Probably the single biggest mistake people make (other than not eating enough protein) when going on a cycle is assuming that now they can do a bunch of **** in the gym they couldn't get away with when training clean. It DOES work that way for many people. But the truth is MOST people don't get that big of a boost in recovery. By that I mean it doesn't allow you to train that much more frequently, or do a LOT more volume or intensity than you could do training clean.
What gear does is make you grow a LOT more than you would clean when doing a routine that is within your ability to recover from it. My suggestion is to take a routine you KNOW you can gain on when clean, and then let the gear amplify the results. Most people can do a few sets more, and it is a given that intensity will be higher because of nerve excitability and increased aggressiveness. I see people all the time doing HUGE doses and barely growing because they then believe they can "train like the pro's". I know because I have done the same thing myself and the end result was just a waste of time and good gear.
If you grow OK on 12 sets when clean, fine, I'd say do it and you MIGHT be abl;e to do a couple more. I RARELY have any trainee do more than 9 sets a bodypart, and most less than that. That doesn't mean it won't work for you, or doesn't work great for MANY others. But MOST people just don't need, and in fact CAN'T productively do that many sets.

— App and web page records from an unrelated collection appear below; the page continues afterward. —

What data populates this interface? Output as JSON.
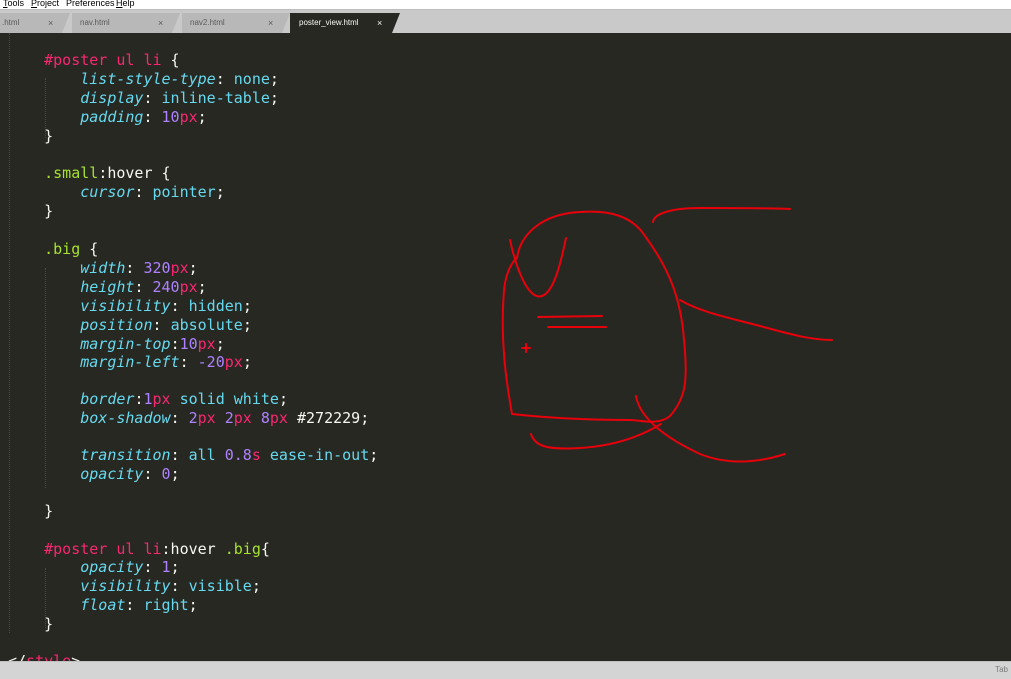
{
  "menu": [
    {
      "key": "T",
      "rest": "ools"
    },
    {
      "key": "P",
      "rest": "roject"
    },
    {
      "key": "",
      "rest": "Preferences"
    },
    {
      "key": "H",
      "rest": "elp"
    }
  ],
  "tabs": [
    {
      "label": ".html"
    },
    {
      "label": "nav.html"
    },
    {
      "label": "nav2.html"
    },
    {
      "label": "poster_view.html"
    }
  ],
  "close_glyph": "×",
  "code": {
    "l1": {
      "a": "#poster ul li",
      "b": " {"
    },
    "l2": {
      "p": "list-style-type",
      "c": ": ",
      "v": "none",
      "e": ";"
    },
    "l3": {
      "p": "display",
      "c": ": ",
      "v": "inline-table",
      "e": ";"
    },
    "l4": {
      "p": "padding",
      "c": ": ",
      "n": "10",
      "u": "px",
      "e": ";"
    },
    "l5": {
      "t": "}"
    },
    "l6": {
      "a": ".small",
      "h": ":hover",
      "b": " {"
    },
    "l7": {
      "p": "cursor",
      "c": ": ",
      "v": "pointer",
      "e": ";"
    },
    "l8": {
      "t": "}"
    },
    "l9": {
      "a": ".big",
      "b": " {"
    },
    "l10": {
      "p": "width",
      "c": ": ",
      "n": "320",
      "u": "px",
      "e": ";"
    },
    "l11": {
      "p": "height",
      "c": ": ",
      "n": "240",
      "u": "px",
      "e": ";"
    },
    "l12": {
      "p": "visibility",
      "c": ": ",
      "v": "hidden",
      "e": ";"
    },
    "l13": {
      "p": "position",
      "c": ": ",
      "v": "absolute",
      "e": ";"
    },
    "l14": {
      "p": "margin-top",
      "c": ":",
      "n": "10",
      "u": "px",
      "e": ";"
    },
    "l15": {
      "p": "margin-left",
      "c": ": ",
      "n": "-20",
      "u": "px",
      "e": ";"
    },
    "l16": {
      "p": "border",
      "c": ":",
      "n": "1",
      "u": "px",
      "v": " solid white",
      "e": ";"
    },
    "l17": {
      "p": "box-shadow",
      "c": ": ",
      "n1": "2",
      "u1": "px",
      "n2": " 2",
      "u2": "px",
      "n3": " 8",
      "u3": "px",
      "v": " #272229",
      "e": ";"
    },
    "l18": {
      "p": "transition",
      "c": ": ",
      "v1": "all ",
      "n": "0.8",
      "u": "s",
      "v2": " ease-in-out",
      "e": ";"
    },
    "l19": {
      "p": "opacity",
      "c": ": ",
      "n": "0",
      "e": ";"
    },
    "l20": {
      "t": "}"
    },
    "l21": {
      "a": "#poster ul li",
      "h": ":hover ",
      "g": ".big",
      "b": "{"
    },
    "l22": {
      "p": "opacity",
      "c": ": ",
      "n": "1",
      "e": ";"
    },
    "l23": {
      "p": "visibility",
      "c": ": ",
      "v": "visible",
      "e": ";"
    },
    "l24": {
      "p": "float",
      "c": ": ",
      "v": "right",
      "e": ";"
    },
    "l25": {
      "t": "}"
    },
    "l26": {
      "o": "</",
      "tg": "style",
      "x": ">"
    }
  },
  "status": {
    "tab_size": "Tab"
  },
  "colors": {
    "annotation": "#e8000b",
    "background": "#272822"
  }
}
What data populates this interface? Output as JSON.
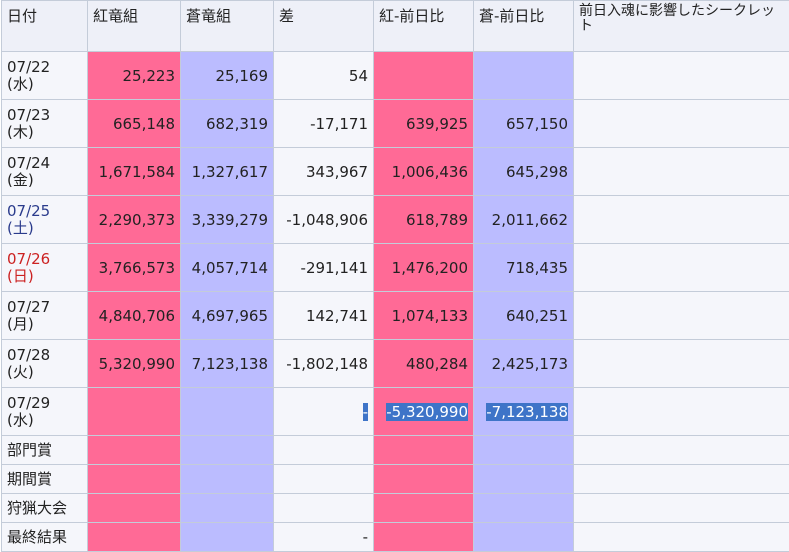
{
  "headers": [
    "日付",
    "紅竜組",
    "蒼竜組",
    "差",
    "紅-前日比",
    "蒼-前日比",
    "前日入魂に影響したシークレット"
  ],
  "days": [
    {
      "date": "07/22",
      "weekday": "(水)",
      "red": "25,223",
      "blue": "25,169",
      "diff": "54",
      "red_change": "",
      "blue_change": "",
      "dayclass": ""
    },
    {
      "date": "07/23",
      "weekday": "(木)",
      "red": "665,148",
      "blue": "682,319",
      "diff": "-17,171",
      "red_change": "639,925",
      "blue_change": "657,150",
      "dayclass": ""
    },
    {
      "date": "07/24",
      "weekday": "(金)",
      "red": "1,671,584",
      "blue": "1,327,617",
      "diff": "343,967",
      "red_change": "1,006,436",
      "blue_change": "645,298",
      "dayclass": ""
    },
    {
      "date": "07/25",
      "weekday": "(土)",
      "red": "2,290,373",
      "blue": "3,339,279",
      "diff": "-1,048,906",
      "red_change": "618,789",
      "blue_change": "2,011,662",
      "dayclass": "sat"
    },
    {
      "date": "07/26",
      "weekday": "(日)",
      "red": "3,766,573",
      "blue": "4,057,714",
      "diff": "-291,141",
      "red_change": "1,476,200",
      "blue_change": "718,435",
      "dayclass": "sun"
    },
    {
      "date": "07/27",
      "weekday": "(月)",
      "red": "4,840,706",
      "blue": "4,697,965",
      "diff": "142,741",
      "red_change": "1,074,133",
      "blue_change": "640,251",
      "dayclass": ""
    },
    {
      "date": "07/28",
      "weekday": "(火)",
      "red": "5,320,990",
      "blue": "7,123,138",
      "diff": "-1,802,148",
      "red_change": "480,284",
      "blue_change": "2,425,173",
      "dayclass": ""
    },
    {
      "date": "07/29",
      "weekday": "(水)",
      "red": "",
      "blue": "",
      "diff": "-",
      "red_change": "-5,320,990",
      "blue_change": "-7,123,138",
      "dayclass": ""
    }
  ],
  "footer_rows": [
    {
      "label": "部門賞",
      "diff": ""
    },
    {
      "label": "期間賞",
      "diff": ""
    },
    {
      "label": "狩猟大会",
      "diff": ""
    },
    {
      "label": "最終結果",
      "diff": "-"
    }
  ],
  "colors": {
    "red_team": "#ff6a96",
    "blue_team": "#bbbcff",
    "header_bg": "#eef0f8",
    "cell_bg": "#f5f6fb",
    "selection": "#3e74c8",
    "saturday": "#2a3b8c",
    "sunday": "#cc2222"
  }
}
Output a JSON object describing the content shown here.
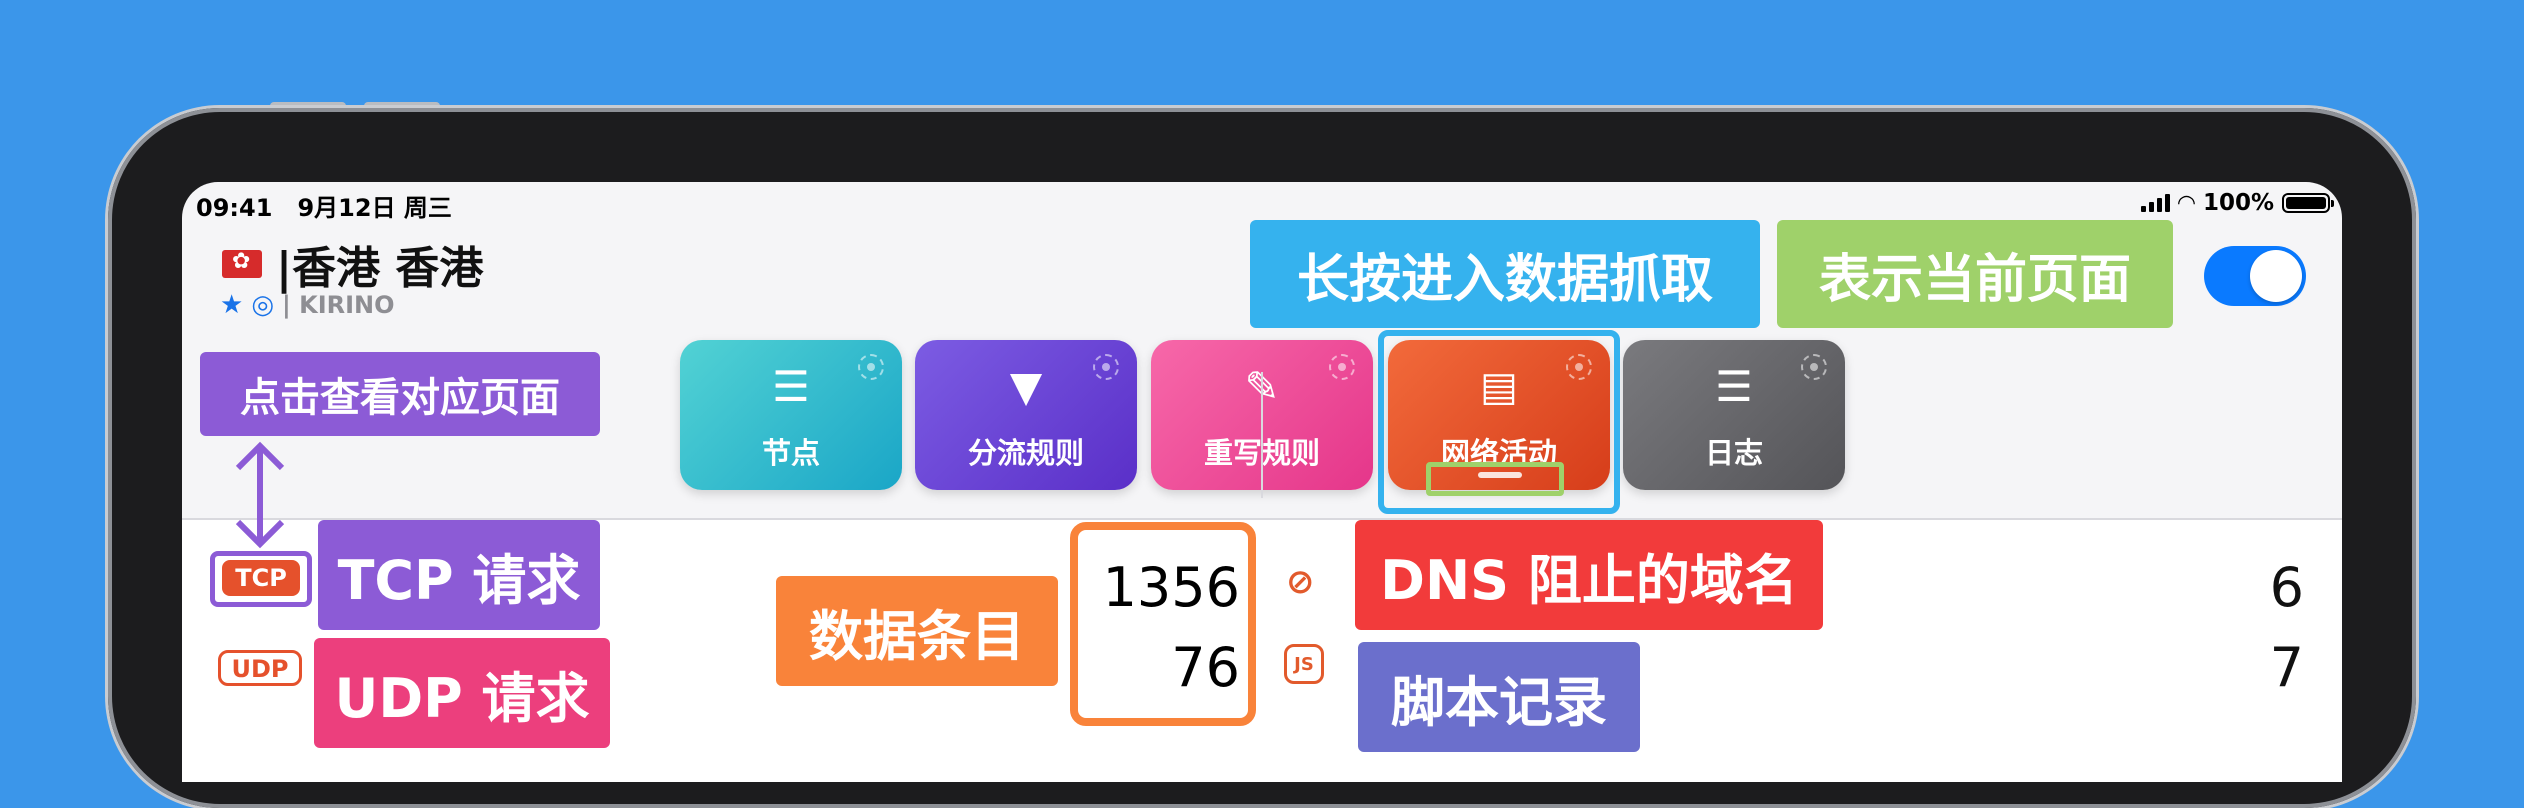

Using the weights for burning calories while dieting is brought to you by people TOTALLY ignorant of the metabolic demands of weight training. Bodyfat reduction should be purely the result of diet and cardio work. The lifting side of it should be done the same way you built the muscle in the first place.